Here’s a story for you; at the time Mr. Gunn & Dr. Bohemia was accepted, I had no idea that I was about to spend the next SEVEN MONTHS editing the typescript for publication. Seven months of working on it evenings after work, and hour upon hour at weekends. It was tough, and not just on me—I swear my wife had plans to throw my laptop out into the yard and then set it on fire. (This is why so many books have an “acknowledgements” page where the author thanks their spouse for putting up with it all for so long. Until you’ve been through it, and put your other half through it, you have no idea just how much mutual understanding is needed for this.) But seeing the book out where people could buy it made it all worth it.

And guess what? Once you’ve been through it once, the lessons you learn will make the next one go that much easier.

That, I think, concludes this short series of posts (unless I think of something else to add). I hope, gentle reader, that this helps in some small way.

Until next time . . .

Writing Process #6a: I Found This Great Book

I was in the process of writing the #7 post for this short series when I came across a book . . .
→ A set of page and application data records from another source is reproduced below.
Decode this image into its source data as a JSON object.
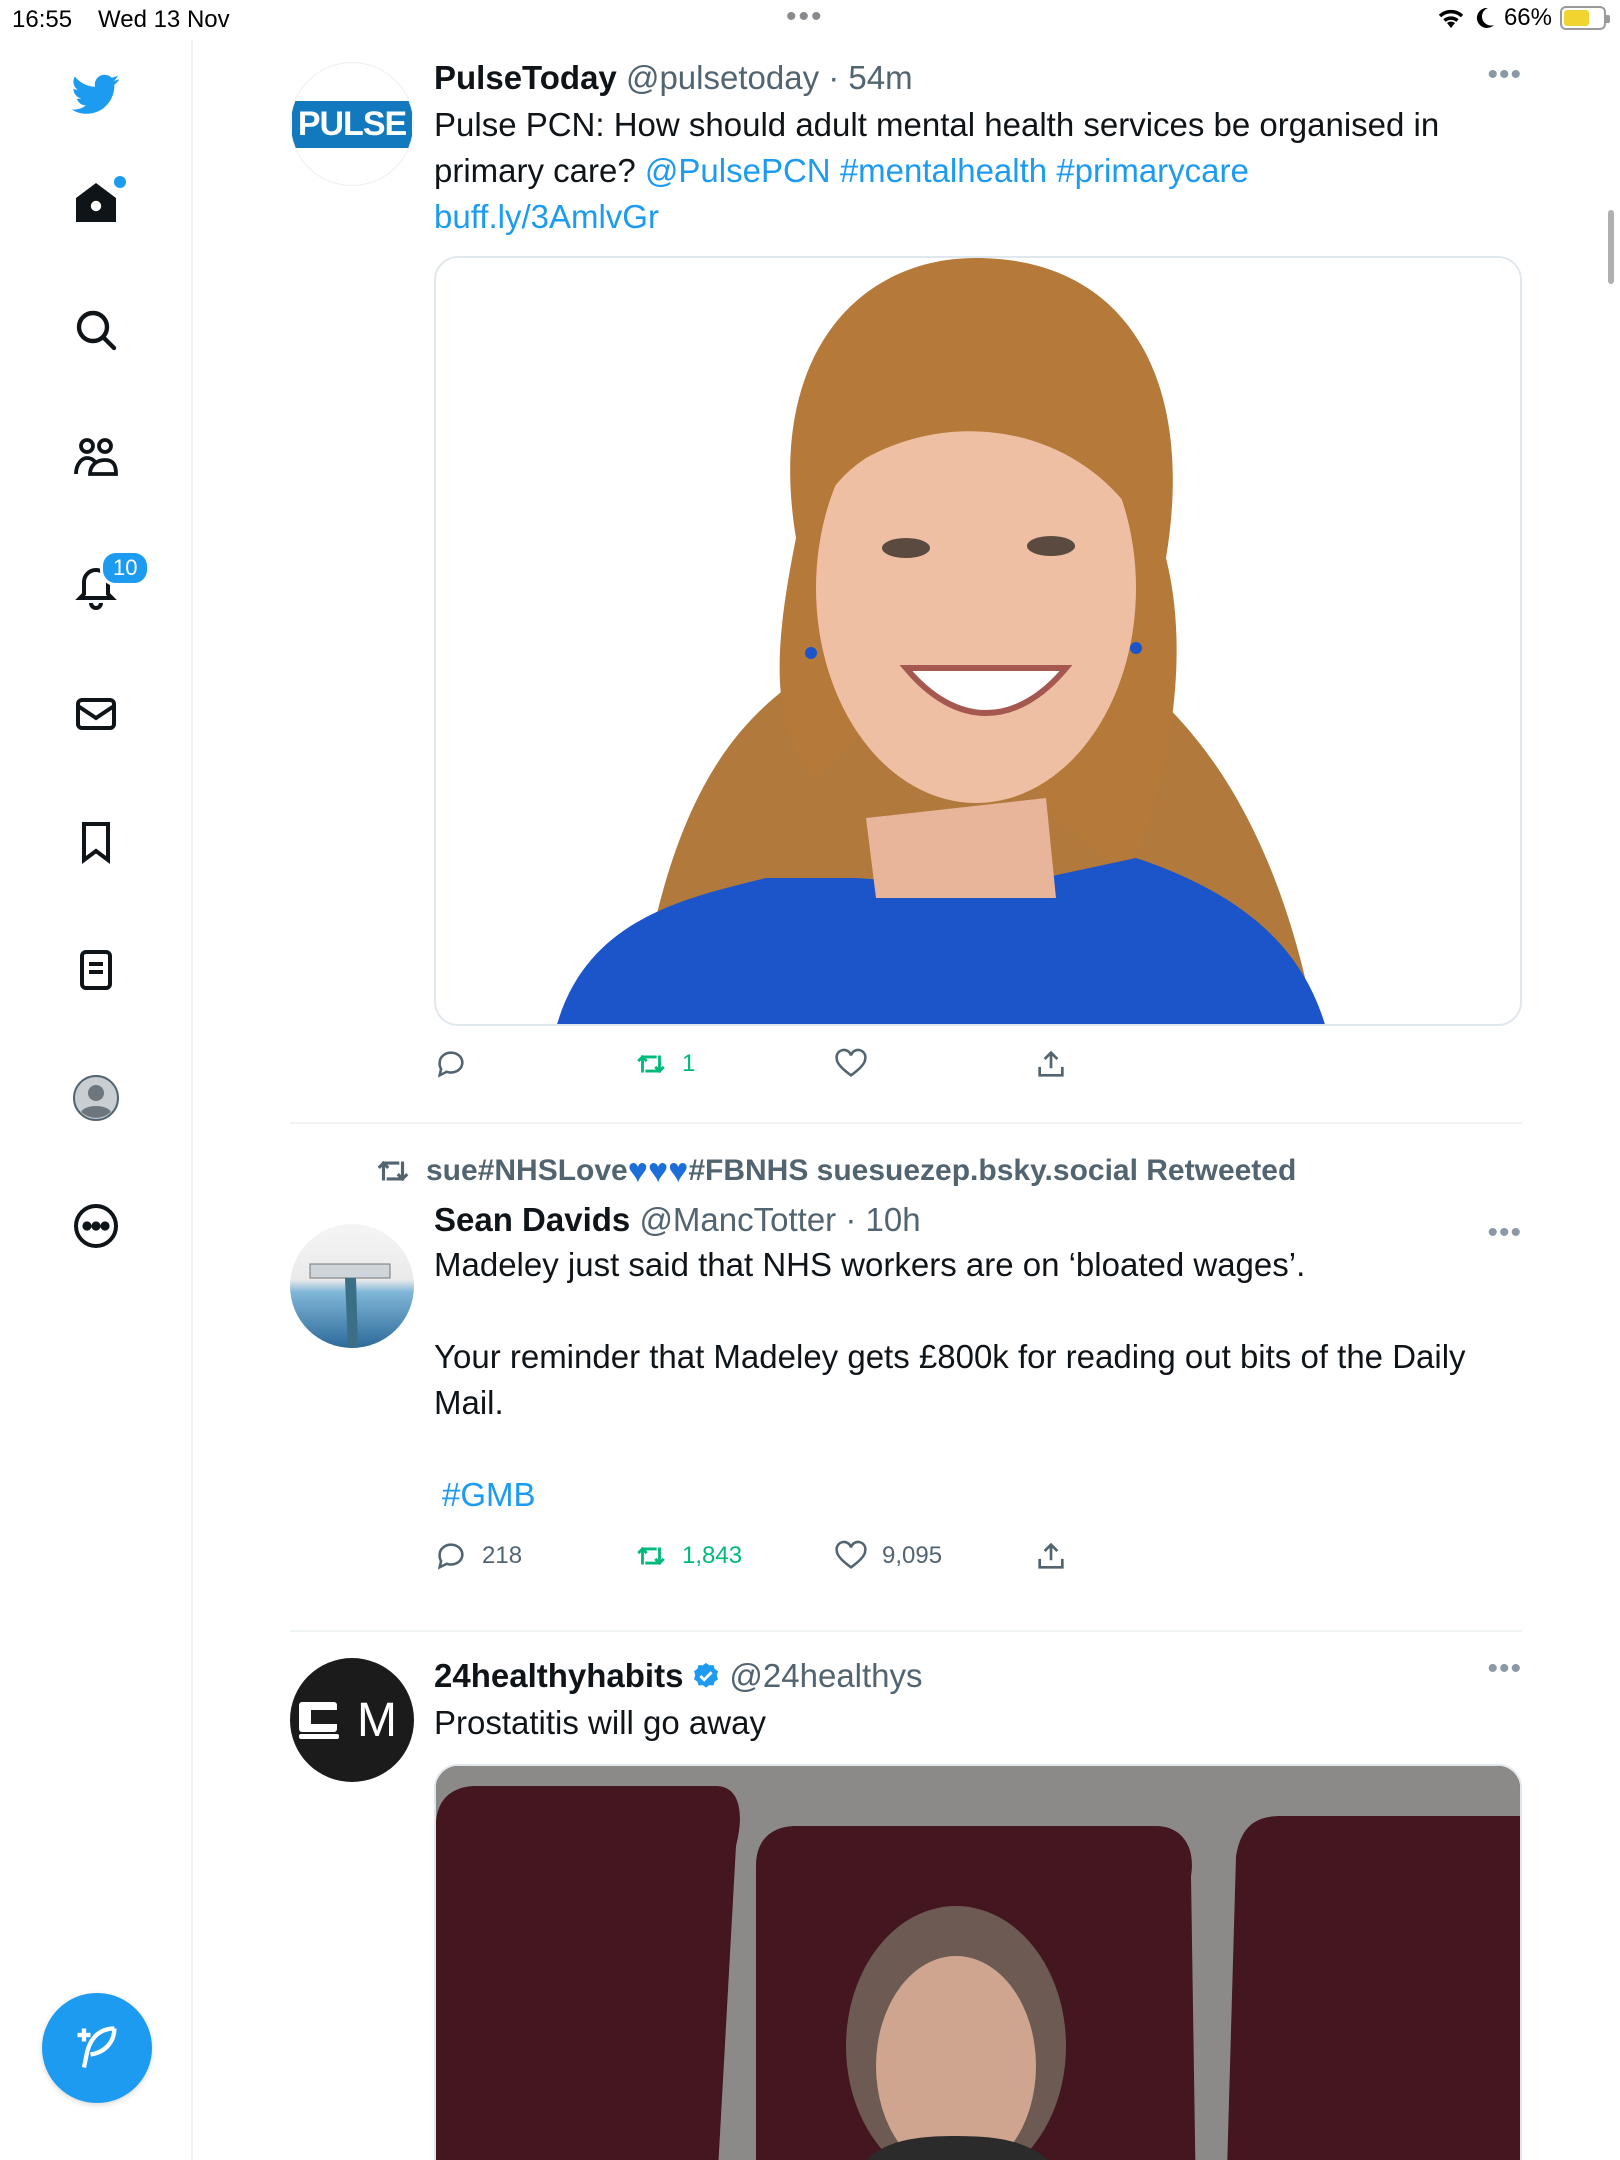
{
  "status_bar": {
    "time": "16:55",
    "date": "Wed 13 Nov",
    "battery": "66%",
    "battery_level": 0.66,
    "accent": "#1d9bf0"
  },
  "sidebar": {
    "items": [
      {
        "name": "twitter-logo-icon"
      },
      {
        "name": "home-icon"
      },
      {
        "name": "search-icon"
      },
      {
        "name": "communities-icon"
      },
      {
        "name": "notifications-icon",
        "badge": "10"
      },
      {
        "name": "messages-icon"
      },
      {
        "name": "bookmarks-icon"
      },
      {
        "name": "lists-icon"
      },
      {
        "name": "profile-icon"
      },
      {
        "name": "more-icon"
      }
    ],
    "compose": "compose-tweet-icon"
  },
  "feed": {
    "tweets": [
      {
        "name": "PulseToday",
        "handle": "@pulsetoday",
        "time": "· 54m",
        "avatar_text": "PULSE",
        "text_plain": "Pulse PCN: How should adult mental health services be organised in primary care?",
        "mention": "@PulsePCN",
        "hashtag1": "#mentalhealth",
        "hashtag2": "#primarycare",
        "link": "buff.ly/3AmlvGr",
        "replies": "",
        "retweets": "1",
        "likes": ""
      },
      {
        "retweeted_by_prefix": "sue#NHSLove",
        "retweeted_by_suffix": "#FBNHS suesuezep.bsky.social Retweeted",
        "name": "Sean Davids",
        "handle": "@MancTotter",
        "time": "· 10h",
        "line1": "Madeley just said that NHS workers are on ‘bloated wages’.",
        "line2": "Your reminder that Madeley gets £800k for reading out bits of the Daily Mail.",
        "hashtag": "#GMB",
        "replies": "218",
        "retweets": "1,843",
        "likes": "9,095"
      },
      {
        "name": "24healthyhabits",
        "handle": "@24healthys",
        "text": "Prostatitis will go away",
        "avatar_text": "M"
      }
    ]
  }
}
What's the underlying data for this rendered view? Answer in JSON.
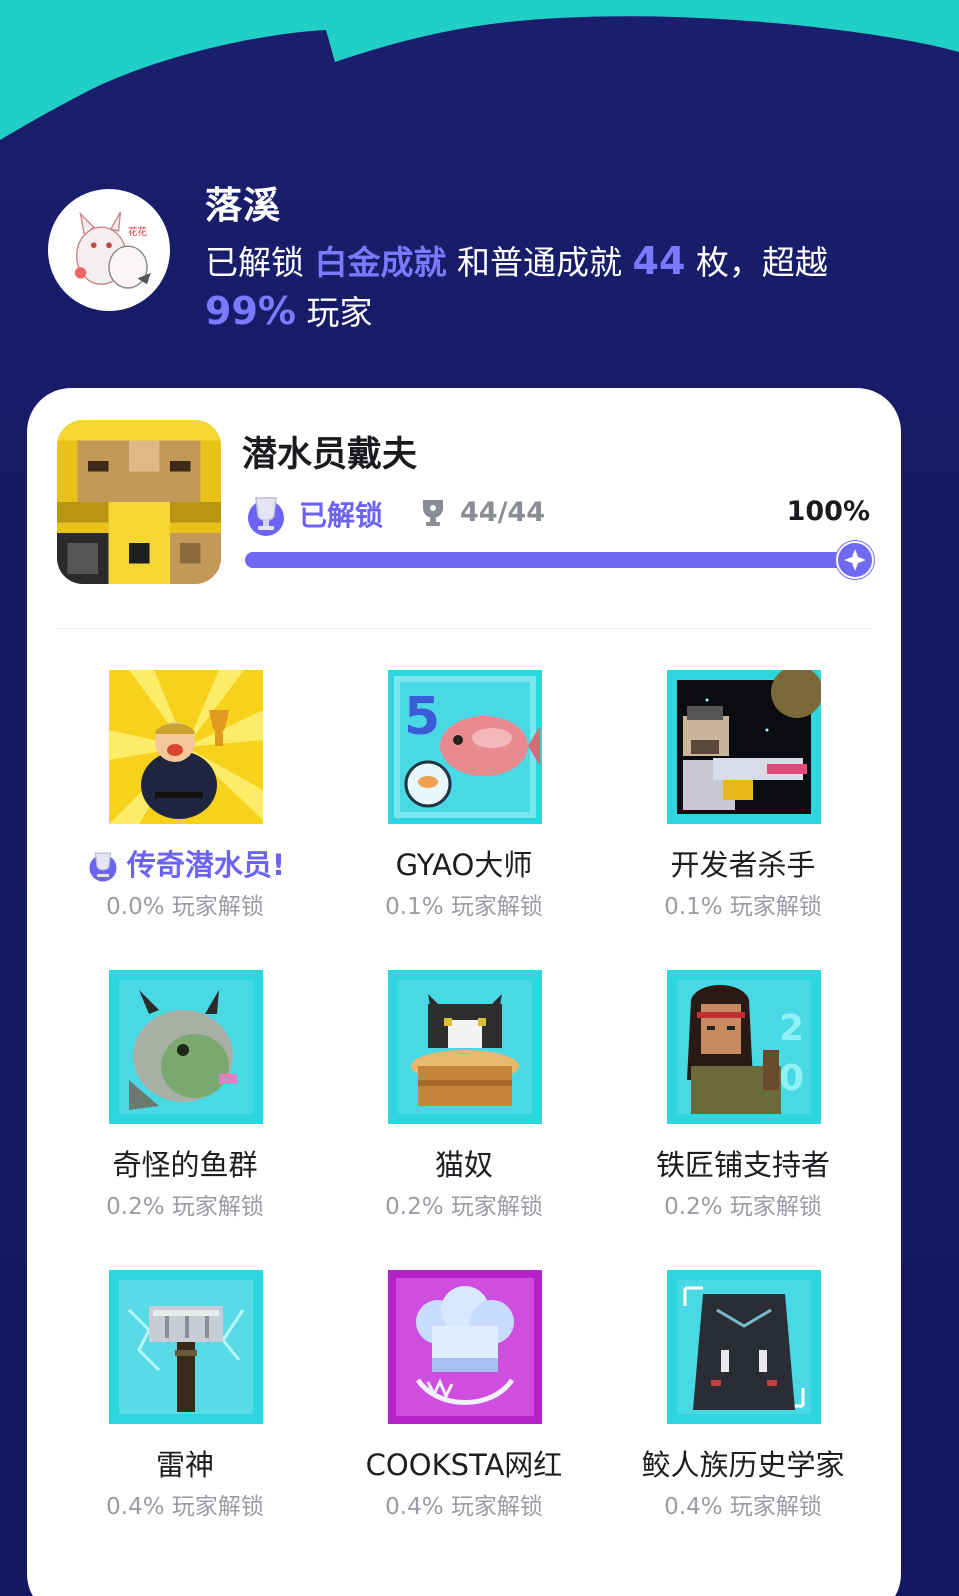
{
  "header": {
    "colors": {
      "background": "#141a63",
      "wave": "#22cfc6",
      "accent": "#7b79ff"
    }
  },
  "profile": {
    "name": "落溪",
    "summary_prefix": "已解锁",
    "platinum": "白金成就",
    "summary_mid": "和普通成就",
    "count": "44",
    "summary_suffix": "枚，超越",
    "beat_percent": "99%",
    "summary_end": "玩家",
    "avatar_icon": "cat-avatar-icon"
  },
  "game": {
    "title": "潜水员戴夫",
    "icon": "dave-game-icon",
    "status": "已解锁",
    "trophy_icon": "trophy-icon",
    "trophies": "44/44",
    "percent": "100%",
    "progress": 1.0
  },
  "achievements": [
    {
      "name": "传奇潜水员!",
      "rate": "0.0% 玩家解锁",
      "rare": true,
      "icon": "legendary-diver-icon"
    },
    {
      "name": "GYAO大师",
      "rate": "0.1% 玩家解锁",
      "rare": false,
      "icon": "fish-5-icon"
    },
    {
      "name": "开发者杀手",
      "rate": "0.1% 玩家解锁",
      "rare": false,
      "icon": "space-gun-icon"
    },
    {
      "name": "奇怪的鱼群",
      "rate": "0.2% 玩家解锁",
      "rare": false,
      "icon": "dragon-fish-icon"
    },
    {
      "name": "猫奴",
      "rate": "0.2% 玩家解锁",
      "rare": false,
      "icon": "cat-icon"
    },
    {
      "name": "铁匠铺支持者",
      "rate": "0.2% 玩家解锁",
      "rare": false,
      "icon": "warrior-icon"
    },
    {
      "name": "雷神",
      "rate": "0.4% 玩家解锁",
      "rare": false,
      "icon": "hammer-icon"
    },
    {
      "name": "COOKSTA网红",
      "rate": "0.4% 玩家解锁",
      "rare": false,
      "icon": "chef-hat-icon"
    },
    {
      "name": "鲛人族历史学家",
      "rate": "0.4% 玩家解锁",
      "rare": false,
      "icon": "dark-tablet-icon"
    }
  ]
}
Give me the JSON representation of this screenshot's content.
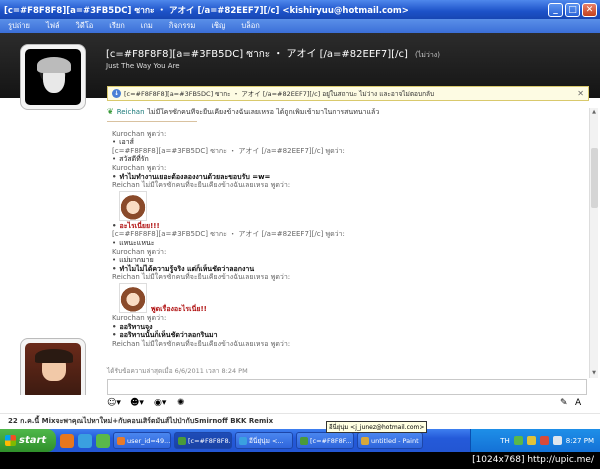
{
  "window": {
    "title": "[c=#F8F8F8][a=#3FB5DC] ซากะ ・ アオイ [/a=#82EEF7][/c] <kishiryuu@hotmail.com>",
    "minimize": "_",
    "maximize": "□",
    "close": "✕"
  },
  "menu": [
    "รูปถ่าย",
    "ไฟล์",
    "วิดีโอ",
    "เรียก",
    "เกม",
    "กิจกรรม",
    "เชิญ",
    "บล็อก"
  ],
  "contact": {
    "name": "[c=#F8F8F8][a=#3FB5DC] ซากะ ・ アオイ [/a=#82EEF7][/c]",
    "status": "(ไม่ว่าง)",
    "psm": "Just The Way You Are"
  },
  "infobar": {
    "text": "[c=#F8F8F8][a=#3FB5DC] ซากะ ・ アオイ [/a=#82EEF7][/c] อยู่ในสถานะ ไม่ว่าง และอาจไม่ตอบกลับ",
    "close": "✕"
  },
  "system_message": {
    "name": "Reichan",
    "text": "ไม่มีใครซักคนที่จะยืนเคียงข้างฉันเลยเหรอ ได้ถูกเพิ่มเข้ามาในการสนทนาแล้ว"
  },
  "messages": [
    {
      "who": "Kurochan พูดว่า:",
      "lines": [
        {
          "text": "เอาส์",
          "style": ""
        }
      ]
    },
    {
      "who": "[c=#F8F8F8][a=#3FB5DC] ซากะ ・ アオイ [/a=#82EEF7][/c] พูดว่า:",
      "lines": [
        {
          "text": "สวัสดีที่รัก",
          "style": ""
        }
      ]
    },
    {
      "who": "Kurochan พูดว่า:",
      "lines": [
        {
          "text": "ทำไมทำงานเยอะต้องลองงานด้วยละขอบรับ =w=",
          "style": "bold"
        }
      ]
    },
    {
      "who": "Reichan ไม่มีใครซักคนที่จะยืนเคียงข้างฉันเลยเหรอ พูดว่า:",
      "emote": true,
      "emote_text": "",
      "lines": [
        {
          "text": "อะไรเนี่ยย!!!",
          "style": "red"
        }
      ]
    },
    {
      "who": "[c=#F8F8F8][a=#3FB5DC] ซากะ ・ アオイ [/a=#82EEF7][/c] พูดว่า:",
      "lines": [
        {
          "text": "แหนะแหนะ",
          "style": ""
        }
      ]
    },
    {
      "who": "Kurochan พูดว่า:",
      "lines": [
        {
          "text": "แม่มากมาย",
          "style": ""
        },
        {
          "text": "ทำไมไม่ได้ความรู้จริง แต่ก็เห็นชัดว่าลอกงาน",
          "style": "bold"
        }
      ]
    },
    {
      "who": "Reichan ไม่มีใครซักคนที่จะยืนเคียงข้างฉันเลยเหรอ พูดว่า:",
      "emote": true,
      "emote_text": "พูดเรื่องอะไรเนี่ย!!",
      "lines": []
    },
    {
      "who": "Kurochan พูดว่า:",
      "lines": [
        {
          "text": "ออริทานจง",
          "style": "bold"
        },
        {
          "text": "ออริทานนั้นก็เห็นชัดว่าลอกรินมา",
          "style": "bold"
        }
      ]
    },
    {
      "who": "Reichan ไม่มีใครซักคนที่จะยืนเคียงข้างฉันเลยเหรอ พูดว่า:",
      "lines": []
    }
  ],
  "last_message": "ได้รับข้อความล่าสุดเมื่อ 6/6/2011 เวลา 8:24 PM",
  "now_playing": "22 ก.ค.นี้ Mixจะพาคุณไปหาใหม่+กับคอนเสิร์ตมันส์ไปป่ากับSmirnoff BKK Remix",
  "taskbar": {
    "start": "start",
    "tasks": [
      {
        "label": "user_id=49...",
        "color": "#e87a2a",
        "active": false
      },
      {
        "label": "[c=#F8F8F8...",
        "color": "#4a9a3a",
        "active": true
      },
      {
        "label": "อีนี่ยุ่นุ่ม <...",
        "color": "#3aa0e0",
        "active": false
      },
      {
        "label": "[c=#F8F8F...",
        "color": "#4a9a3a",
        "active": false
      },
      {
        "label": "untitled - Paint",
        "color": "#d8a83a",
        "active": false
      }
    ],
    "tooltip": "อีนี่ยุ่นุ่ม <j_junez@hotmail.com>",
    "lang": "TH",
    "clock": "8:27 PM"
  },
  "watermark": "[1024x768] http://upic.me/"
}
It’s How to Write a Novel Using the Snowflake Method, by Randy “Snowflake guy” Ingermanson. (Here’s a link to the web site.) And having read it, I have to say that if the articles I’ve been writing about my own process resonate with you, then you should have a look at this book. Ingermanson’s method is very similar to my own in many respects, but formalises some steps that my own process tends to leave a bit vague. (On the other hand, my process seems to have a couple of additional aspects—for example the way I think about characters—but I should be able to merge bits of my own process as described so far without any conflicts.)

The way the book’s written comes across as a little weird at first—Goldilocks goes to a writer conference and learns about the Snowflake Method, meeting the three bears, the big bad wolf, Mother Hubbard, and other storybook characters along the way—but it makes for a more entertaining read. The last couple of chapters summarise the method and show in detail how it was used to write the book itself.

I’ll definitely be using this method for my next book (or to be more specific, I’ll be creating a Frankenstein hybrid of Snowflake and my own, using Snowflake for the framework and adding in my preferred way of thinking about characters together with the way I like to build my timelines).

Does Ingermanson’s method supersede the posts I’ve already done in this series? Maybe. Probably, even. But I’ll leave them up anyway. Does it mean #7 won’t happen? No, it doesn’t—because that’s going to be about getting a work published, which is something the Snowflake method doesn’t get into so much (beyond writing short and long synopses, but that’s still considered part of the process of developing a story as well as being something you can use when submitting for publication).

So, watch this space for #7 in the series, which should be up within the next few days. (Sorry for the delay on getting it done, by the way; life intervened and pretty much blew away last weekend, which was when I’d planned to finish it up and get it posted.)

Until then . . .